* Information provided
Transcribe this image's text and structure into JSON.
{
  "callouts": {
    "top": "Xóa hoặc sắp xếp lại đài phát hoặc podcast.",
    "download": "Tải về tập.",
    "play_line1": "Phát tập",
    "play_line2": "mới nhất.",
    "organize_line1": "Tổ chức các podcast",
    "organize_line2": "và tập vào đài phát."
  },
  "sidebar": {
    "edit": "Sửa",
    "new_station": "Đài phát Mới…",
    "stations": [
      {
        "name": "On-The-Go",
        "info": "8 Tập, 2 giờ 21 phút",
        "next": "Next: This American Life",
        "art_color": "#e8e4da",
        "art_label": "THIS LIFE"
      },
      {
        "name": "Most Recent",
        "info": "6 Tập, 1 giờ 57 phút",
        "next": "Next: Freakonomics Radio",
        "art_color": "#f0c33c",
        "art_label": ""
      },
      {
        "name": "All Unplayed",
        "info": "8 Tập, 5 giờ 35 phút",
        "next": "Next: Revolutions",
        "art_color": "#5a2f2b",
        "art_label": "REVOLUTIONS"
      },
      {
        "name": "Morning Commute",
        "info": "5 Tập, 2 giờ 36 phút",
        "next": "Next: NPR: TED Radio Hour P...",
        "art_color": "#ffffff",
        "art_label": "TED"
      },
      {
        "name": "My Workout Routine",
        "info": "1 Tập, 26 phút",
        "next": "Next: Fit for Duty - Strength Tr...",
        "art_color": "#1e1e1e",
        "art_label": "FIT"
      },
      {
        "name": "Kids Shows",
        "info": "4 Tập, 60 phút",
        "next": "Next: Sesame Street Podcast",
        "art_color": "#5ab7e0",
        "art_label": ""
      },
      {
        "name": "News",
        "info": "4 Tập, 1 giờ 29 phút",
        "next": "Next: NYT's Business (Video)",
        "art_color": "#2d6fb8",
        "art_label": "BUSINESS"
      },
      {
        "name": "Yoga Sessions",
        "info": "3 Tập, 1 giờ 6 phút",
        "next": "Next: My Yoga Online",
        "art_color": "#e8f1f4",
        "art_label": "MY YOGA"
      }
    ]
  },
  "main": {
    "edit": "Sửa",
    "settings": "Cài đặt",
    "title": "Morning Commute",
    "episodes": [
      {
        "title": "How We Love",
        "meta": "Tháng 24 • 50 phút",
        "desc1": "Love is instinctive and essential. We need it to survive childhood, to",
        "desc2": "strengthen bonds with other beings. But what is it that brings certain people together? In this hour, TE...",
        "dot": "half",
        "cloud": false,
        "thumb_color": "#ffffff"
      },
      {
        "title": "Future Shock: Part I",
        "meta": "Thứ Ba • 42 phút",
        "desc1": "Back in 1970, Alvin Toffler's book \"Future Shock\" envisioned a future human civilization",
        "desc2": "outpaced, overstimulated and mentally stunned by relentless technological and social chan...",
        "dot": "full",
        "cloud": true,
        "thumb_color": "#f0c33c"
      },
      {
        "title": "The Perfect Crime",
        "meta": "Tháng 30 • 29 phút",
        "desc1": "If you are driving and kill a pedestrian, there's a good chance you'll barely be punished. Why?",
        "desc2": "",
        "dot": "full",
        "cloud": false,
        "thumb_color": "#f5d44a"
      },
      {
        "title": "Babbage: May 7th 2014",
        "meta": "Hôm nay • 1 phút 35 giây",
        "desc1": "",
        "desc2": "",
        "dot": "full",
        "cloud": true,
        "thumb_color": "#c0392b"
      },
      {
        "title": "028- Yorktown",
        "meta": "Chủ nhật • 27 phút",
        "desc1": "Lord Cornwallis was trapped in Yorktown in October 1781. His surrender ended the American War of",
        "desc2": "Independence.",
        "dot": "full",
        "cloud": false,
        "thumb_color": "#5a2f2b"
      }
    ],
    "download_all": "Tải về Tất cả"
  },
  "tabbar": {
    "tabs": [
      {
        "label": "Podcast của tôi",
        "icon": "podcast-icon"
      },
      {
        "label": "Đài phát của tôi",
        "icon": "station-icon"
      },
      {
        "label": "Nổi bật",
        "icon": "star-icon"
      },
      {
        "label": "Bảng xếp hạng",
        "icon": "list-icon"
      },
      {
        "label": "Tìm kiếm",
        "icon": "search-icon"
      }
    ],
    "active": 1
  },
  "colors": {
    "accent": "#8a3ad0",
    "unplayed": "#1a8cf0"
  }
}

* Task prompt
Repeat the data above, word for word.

* Solved problem
Transcribe this image's text and structure into JSON.
{
  "callouts": {
    "top": "Xóa hoặc sắp xếp lại đài phát hoặc podcast.",
    "download": "Tải về tập.",
    "play_line1": "Phát tập",
    "play_line2": "mới nhất.",
    "organize_line1": "Tổ chức các podcast",
    "organize_line2": "và tập vào đài phát."
  },
  "sidebar": {
    "edit": "Sửa",
    "new_station": "Đài phát Mới…",
    "stations": [
      {
        "name": "On-The-Go",
        "info": "8 Tập, 2 giờ 21 phút",
        "next": "Next: This American Life",
        "art_color": "#e8e4da",
        "art_label": "THIS LIFE"
      },
      {
        "name": "Most Recent",
        "info": "6 Tập, 1 giờ 57 phút",
        "next": "Next: Freakonomics Radio",
        "art_color": "#f0c33c",
        "art_label": ""
      },
      {
        "name": "All Unplayed",
        "info": "8 Tập, 5 giờ 35 phút",
        "next": "Next: Revolutions",
        "art_color": "#5a2f2b",
        "art_label": "REVOLUTIONS"
      },
      {
        "name": "Morning Commute",
        "info": "5 Tập, 2 giờ 36 phút",
        "next": "Next: NPR: TED Radio Hour P...",
        "art_color": "#ffffff",
        "art_label": "TED"
      },
      {
        "name": "My Workout Routine",
        "info": "1 Tập, 26 phút",
        "next": "Next: Fit for Duty - Strength Tr...",
        "art_color": "#1e1e1e",
        "art_label": "FIT"
      },
      {
        "name": "Kids Shows",
        "info": "4 Tập, 60 phút",
        "next": "Next: Sesame Street Podcast",
        "art_color": "#5ab7e0",
        "art_label": ""
      },
      {
        "name": "News",
        "info": "4 Tập, 1 giờ 29 phút",
        "next": "Next: NYT's Business (Video)",
        "art_color": "#2d6fb8",
        "art_label": "BUSINESS"
      },
      {
        "name": "Yoga Sessions",
        "info": "3 Tập, 1 giờ 6 phút",
        "next": "Next: My Yoga Online",
        "art_color": "#e8f1f4",
        "art_label": "MY YOGA"
      }
    ]
  },
  "main": {
    "edit": "Sửa",
    "settings": "Cài đặt",
    "title": "Morning Commute",
    "episodes": [
      {
        "title": "How We Love",
        "meta": "Tháng 24 • 50 phút",
        "desc1": "Love is instinctive and essential. We need it to survive childhood, to",
        "desc2": "strengthen bonds with other beings. But what is it that brings certain people together? In this hour, TE...",
        "dot": "half",
        "cloud": false,
        "thumb_color": "#ffffff"
      },
      {
        "title": "Future Shock: Part I",
        "meta": "Thứ Ba • 42 phút",
        "desc1": "Back in 1970, Alvin Toffler's book \"Future Shock\" envisioned a future human civilization",
        "desc2": "outpaced, overstimulated and mentally stunned by relentless technological and social chan...",
        "dot": "full",
        "cloud": true,
        "thumb_color": "#f0c33c"
      },
      {
        "title": "The Perfect Crime",
        "meta": "Tháng 30 • 29 phút",
        "desc1": "If you are driving and kill a pedestrian, there's a good chance you'll barely be punished. Why?",
        "desc2": "",
        "dot": "full",
        "cloud": false,
        "thumb_color": "#f5d44a"
      },
      {
        "title": "Babbage: May 7th 2014",
        "meta": "Hôm nay • 1 phút 35 giây",
        "desc1": "",
        "desc2": "",
        "dot": "full",
        "cloud": true,
        "thumb_color": "#c0392b"
      },
      {
        "title": "028- Yorktown",
        "meta": "Chủ nhật • 27 phút",
        "desc1": "Lord Cornwallis was trapped in Yorktown in October 1781. His surrender ended the American War of",
        "desc2": "Independence.",
        "dot": "full",
        "cloud": false,
        "thumb_color": "#5a2f2b"
      }
    ],
    "download_all": "Tải về Tất cả"
  },
  "tabbar": {
    "tabs": [
      {
        "label": "Podcast của tôi",
        "icon": "podcast-icon"
      },
      {
        "label": "Đài phát của tôi",
        "icon": "station-icon"
      },
      {
        "label": "Nổi bật",
        "icon": "star-icon"
      },
      {
        "label": "Bảng xếp hạng",
        "icon": "list-icon"
      },
      {
        "label": "Tìm kiếm",
        "icon": "search-icon"
      }
    ],
    "active": 1
  },
  "colors": {
    "accent": "#8a3ad0",
    "unplayed": "#1a8cf0"
  }
}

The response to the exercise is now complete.